§ **WHAT NEEDS TO BE DONE**:
The answer must be every line of the records below that contains the word "this", copied out.

§ **RECORD EXTRACTS**:
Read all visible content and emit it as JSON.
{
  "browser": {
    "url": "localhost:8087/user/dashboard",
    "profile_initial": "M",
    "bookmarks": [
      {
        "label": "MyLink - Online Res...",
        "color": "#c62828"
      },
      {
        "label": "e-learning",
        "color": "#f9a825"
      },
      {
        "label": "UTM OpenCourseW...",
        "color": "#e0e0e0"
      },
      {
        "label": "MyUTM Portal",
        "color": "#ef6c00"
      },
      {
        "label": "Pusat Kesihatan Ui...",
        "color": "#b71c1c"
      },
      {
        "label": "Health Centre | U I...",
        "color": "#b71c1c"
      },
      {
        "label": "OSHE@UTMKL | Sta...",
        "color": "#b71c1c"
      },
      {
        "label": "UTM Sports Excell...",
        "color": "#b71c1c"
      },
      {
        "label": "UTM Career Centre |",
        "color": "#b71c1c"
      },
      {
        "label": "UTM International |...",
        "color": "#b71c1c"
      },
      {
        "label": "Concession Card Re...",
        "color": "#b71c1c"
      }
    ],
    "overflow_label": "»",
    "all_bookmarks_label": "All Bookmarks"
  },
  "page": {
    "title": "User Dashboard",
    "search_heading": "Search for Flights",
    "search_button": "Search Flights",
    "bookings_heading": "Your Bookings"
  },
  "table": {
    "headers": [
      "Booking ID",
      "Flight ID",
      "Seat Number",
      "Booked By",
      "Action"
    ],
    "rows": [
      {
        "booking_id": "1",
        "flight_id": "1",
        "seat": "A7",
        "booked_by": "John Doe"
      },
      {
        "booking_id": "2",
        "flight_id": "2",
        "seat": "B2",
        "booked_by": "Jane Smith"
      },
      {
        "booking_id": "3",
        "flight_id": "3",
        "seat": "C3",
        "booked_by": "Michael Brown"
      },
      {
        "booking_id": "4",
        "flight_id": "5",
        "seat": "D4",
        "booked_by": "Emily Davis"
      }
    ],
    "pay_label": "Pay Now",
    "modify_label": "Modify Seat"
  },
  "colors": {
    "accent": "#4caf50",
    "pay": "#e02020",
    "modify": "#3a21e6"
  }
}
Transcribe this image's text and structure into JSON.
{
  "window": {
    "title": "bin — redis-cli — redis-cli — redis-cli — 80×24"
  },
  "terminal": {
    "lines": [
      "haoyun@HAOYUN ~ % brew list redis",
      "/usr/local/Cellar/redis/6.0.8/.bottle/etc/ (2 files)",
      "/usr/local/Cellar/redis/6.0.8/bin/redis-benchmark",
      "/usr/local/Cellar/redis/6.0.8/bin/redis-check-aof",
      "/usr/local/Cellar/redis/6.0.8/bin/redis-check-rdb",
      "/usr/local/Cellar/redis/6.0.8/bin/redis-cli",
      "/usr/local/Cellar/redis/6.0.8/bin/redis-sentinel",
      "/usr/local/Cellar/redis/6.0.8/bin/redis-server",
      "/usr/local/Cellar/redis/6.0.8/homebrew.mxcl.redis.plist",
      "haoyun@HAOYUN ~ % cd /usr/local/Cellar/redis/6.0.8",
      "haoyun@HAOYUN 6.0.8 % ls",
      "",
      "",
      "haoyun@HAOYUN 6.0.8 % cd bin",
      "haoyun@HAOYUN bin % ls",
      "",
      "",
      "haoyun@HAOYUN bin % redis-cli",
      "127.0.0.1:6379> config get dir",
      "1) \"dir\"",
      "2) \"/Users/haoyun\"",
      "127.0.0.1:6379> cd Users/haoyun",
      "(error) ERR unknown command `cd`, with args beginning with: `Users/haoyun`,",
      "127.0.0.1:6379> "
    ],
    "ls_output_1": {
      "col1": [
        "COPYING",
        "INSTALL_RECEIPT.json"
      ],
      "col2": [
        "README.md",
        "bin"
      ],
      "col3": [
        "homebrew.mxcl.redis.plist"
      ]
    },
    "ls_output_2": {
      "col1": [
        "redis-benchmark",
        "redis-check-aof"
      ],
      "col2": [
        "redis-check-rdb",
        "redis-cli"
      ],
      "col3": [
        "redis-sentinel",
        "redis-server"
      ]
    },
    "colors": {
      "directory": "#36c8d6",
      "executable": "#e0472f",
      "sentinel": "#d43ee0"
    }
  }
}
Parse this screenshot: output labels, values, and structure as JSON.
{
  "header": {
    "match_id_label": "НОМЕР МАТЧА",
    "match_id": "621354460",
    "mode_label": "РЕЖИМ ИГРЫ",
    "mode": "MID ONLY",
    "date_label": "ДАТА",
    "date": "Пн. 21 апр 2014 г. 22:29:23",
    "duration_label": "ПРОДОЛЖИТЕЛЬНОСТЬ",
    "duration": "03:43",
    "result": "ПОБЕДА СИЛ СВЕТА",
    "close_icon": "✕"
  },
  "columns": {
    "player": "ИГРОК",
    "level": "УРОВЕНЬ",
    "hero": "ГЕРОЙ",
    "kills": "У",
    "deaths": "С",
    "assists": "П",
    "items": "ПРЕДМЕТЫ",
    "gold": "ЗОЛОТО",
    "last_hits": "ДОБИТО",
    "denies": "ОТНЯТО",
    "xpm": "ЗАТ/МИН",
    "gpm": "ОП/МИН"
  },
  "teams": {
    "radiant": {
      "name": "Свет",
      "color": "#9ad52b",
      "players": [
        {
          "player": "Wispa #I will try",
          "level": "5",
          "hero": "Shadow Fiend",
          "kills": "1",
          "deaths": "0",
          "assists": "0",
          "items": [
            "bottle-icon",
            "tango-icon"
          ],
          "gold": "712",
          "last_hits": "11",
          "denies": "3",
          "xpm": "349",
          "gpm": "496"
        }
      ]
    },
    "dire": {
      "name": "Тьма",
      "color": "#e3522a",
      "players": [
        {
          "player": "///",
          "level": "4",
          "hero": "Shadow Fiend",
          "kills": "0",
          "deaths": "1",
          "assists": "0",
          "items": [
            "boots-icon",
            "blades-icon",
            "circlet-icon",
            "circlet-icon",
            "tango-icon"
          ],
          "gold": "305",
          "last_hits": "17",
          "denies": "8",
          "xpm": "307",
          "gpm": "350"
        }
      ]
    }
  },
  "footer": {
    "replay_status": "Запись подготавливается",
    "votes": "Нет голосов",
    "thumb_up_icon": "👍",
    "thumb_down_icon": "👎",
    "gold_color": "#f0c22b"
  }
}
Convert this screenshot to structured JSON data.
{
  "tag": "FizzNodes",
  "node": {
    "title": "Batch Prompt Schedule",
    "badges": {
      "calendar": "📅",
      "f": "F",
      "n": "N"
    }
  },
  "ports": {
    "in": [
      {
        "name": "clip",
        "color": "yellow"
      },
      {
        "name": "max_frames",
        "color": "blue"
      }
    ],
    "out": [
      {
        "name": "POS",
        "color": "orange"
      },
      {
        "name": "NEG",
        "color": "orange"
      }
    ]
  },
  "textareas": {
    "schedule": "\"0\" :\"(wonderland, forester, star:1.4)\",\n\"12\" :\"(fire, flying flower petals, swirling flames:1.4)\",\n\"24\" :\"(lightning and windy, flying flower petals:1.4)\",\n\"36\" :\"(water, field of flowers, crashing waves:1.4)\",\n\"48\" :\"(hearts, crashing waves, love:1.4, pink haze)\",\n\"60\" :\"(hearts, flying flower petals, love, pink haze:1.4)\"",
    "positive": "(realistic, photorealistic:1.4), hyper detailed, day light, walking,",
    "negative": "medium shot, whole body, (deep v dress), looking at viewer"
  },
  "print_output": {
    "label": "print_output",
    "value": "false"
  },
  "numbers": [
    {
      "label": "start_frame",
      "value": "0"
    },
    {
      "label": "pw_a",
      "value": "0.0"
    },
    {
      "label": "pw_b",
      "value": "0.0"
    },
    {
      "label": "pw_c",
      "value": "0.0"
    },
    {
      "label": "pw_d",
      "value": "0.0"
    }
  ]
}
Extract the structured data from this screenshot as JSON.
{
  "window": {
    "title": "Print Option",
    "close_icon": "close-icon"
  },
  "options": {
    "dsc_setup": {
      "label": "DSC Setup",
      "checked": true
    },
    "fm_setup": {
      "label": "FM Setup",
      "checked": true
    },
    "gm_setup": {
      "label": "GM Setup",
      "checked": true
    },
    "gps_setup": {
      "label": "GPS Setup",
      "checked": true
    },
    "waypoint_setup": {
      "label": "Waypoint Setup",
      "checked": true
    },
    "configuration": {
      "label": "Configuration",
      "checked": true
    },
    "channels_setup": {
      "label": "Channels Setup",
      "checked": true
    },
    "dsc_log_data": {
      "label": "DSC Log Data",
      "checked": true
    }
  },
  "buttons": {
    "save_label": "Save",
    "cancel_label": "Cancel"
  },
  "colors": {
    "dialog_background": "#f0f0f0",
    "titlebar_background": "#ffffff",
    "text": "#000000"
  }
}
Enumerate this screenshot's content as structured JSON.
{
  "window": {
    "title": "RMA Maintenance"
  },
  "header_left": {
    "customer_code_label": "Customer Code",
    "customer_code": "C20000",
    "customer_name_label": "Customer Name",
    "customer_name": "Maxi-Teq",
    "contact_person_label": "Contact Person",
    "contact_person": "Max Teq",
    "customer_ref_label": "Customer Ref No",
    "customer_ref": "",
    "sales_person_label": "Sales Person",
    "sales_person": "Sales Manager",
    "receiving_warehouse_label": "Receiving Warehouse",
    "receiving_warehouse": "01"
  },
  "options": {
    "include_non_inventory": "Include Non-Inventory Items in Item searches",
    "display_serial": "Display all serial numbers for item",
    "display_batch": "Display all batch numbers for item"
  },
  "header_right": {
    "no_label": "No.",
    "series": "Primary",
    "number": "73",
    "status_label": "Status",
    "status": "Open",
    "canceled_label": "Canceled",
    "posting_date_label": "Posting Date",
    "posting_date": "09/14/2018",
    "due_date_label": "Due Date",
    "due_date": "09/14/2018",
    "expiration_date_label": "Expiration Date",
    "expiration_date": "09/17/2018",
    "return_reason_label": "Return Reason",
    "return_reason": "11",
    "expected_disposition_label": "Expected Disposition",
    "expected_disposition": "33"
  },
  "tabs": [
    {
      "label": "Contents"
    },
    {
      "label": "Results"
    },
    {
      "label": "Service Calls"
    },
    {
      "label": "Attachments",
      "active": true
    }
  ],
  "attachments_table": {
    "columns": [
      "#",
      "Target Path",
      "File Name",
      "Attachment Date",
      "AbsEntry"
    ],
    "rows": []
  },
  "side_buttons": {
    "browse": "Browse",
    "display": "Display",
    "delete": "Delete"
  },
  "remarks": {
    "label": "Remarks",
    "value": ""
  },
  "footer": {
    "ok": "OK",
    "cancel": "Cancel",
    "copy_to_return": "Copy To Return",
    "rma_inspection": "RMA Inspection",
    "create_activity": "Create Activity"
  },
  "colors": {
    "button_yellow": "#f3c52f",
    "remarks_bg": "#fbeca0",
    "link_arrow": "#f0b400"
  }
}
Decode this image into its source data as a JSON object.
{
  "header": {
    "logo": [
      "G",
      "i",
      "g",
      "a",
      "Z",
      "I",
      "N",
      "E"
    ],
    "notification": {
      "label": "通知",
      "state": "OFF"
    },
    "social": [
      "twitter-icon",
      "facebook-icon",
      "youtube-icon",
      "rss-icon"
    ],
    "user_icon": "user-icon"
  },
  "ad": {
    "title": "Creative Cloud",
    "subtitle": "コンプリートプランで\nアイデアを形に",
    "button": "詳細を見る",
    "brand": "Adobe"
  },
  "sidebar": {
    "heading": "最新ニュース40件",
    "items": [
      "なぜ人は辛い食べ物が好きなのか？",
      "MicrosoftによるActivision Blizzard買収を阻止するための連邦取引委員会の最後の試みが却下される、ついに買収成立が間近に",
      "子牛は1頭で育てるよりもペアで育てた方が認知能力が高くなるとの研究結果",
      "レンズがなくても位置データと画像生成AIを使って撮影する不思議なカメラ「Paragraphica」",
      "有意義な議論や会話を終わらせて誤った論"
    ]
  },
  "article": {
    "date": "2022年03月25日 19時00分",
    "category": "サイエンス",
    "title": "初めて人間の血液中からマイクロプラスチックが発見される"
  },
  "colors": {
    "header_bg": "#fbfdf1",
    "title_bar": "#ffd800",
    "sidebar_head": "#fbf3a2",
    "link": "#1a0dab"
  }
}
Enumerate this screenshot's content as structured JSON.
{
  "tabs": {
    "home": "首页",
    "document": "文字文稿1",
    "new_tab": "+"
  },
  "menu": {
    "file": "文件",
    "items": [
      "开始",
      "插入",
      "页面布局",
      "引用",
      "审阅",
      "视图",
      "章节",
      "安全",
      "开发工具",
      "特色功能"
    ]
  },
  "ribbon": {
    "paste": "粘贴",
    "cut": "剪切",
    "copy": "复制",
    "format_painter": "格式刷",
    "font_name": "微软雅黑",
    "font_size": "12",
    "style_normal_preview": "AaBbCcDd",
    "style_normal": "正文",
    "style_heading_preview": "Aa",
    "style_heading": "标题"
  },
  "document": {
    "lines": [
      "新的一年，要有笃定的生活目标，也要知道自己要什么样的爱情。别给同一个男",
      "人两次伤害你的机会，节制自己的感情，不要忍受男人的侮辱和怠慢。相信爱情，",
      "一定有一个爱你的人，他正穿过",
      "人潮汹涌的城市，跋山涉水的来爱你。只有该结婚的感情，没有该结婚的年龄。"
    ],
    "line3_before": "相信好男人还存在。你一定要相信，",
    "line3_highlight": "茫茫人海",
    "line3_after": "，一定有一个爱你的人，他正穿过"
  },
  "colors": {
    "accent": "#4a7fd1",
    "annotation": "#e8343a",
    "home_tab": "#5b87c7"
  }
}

§ **YOUR SOLUTION**:
Transcribe this image's text and structure into JSON.
Parse this screenshot: output labels, values, and structure as JSON.
Convert this screenshot to structured JSON data.
Extract the structured data from this screenshot as JSON.
Enumerate this screenshot's content as structured JSON.
Decode this image into its source data as a JSON object.
Enumerate this screenshot's content as structured JSON.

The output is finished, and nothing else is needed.